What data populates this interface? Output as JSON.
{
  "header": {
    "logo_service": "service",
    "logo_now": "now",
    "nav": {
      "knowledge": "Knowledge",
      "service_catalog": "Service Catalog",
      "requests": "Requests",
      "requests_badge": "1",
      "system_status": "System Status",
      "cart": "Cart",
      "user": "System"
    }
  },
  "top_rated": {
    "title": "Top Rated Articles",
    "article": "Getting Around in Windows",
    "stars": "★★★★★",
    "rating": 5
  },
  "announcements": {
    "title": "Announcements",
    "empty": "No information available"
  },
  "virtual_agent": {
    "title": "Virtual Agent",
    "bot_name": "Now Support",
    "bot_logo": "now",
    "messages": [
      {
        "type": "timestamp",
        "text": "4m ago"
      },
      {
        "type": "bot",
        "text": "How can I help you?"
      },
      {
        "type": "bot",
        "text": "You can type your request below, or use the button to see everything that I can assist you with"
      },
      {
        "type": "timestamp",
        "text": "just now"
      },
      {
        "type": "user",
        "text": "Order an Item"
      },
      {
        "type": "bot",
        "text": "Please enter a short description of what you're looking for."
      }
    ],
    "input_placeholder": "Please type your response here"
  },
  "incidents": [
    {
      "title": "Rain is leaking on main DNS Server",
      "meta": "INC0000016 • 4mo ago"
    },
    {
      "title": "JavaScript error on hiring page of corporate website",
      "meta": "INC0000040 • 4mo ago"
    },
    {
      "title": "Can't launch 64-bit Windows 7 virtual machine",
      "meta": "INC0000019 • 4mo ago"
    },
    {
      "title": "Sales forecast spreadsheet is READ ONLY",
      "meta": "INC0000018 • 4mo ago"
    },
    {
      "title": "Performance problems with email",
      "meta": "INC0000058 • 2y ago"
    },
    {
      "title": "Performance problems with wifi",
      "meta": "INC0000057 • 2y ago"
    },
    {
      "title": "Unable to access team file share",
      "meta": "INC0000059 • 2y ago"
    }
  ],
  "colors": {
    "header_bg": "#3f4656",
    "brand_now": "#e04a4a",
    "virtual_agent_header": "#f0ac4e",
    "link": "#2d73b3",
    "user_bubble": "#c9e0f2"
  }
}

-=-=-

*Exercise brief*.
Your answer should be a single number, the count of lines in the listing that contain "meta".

*Response area*.
7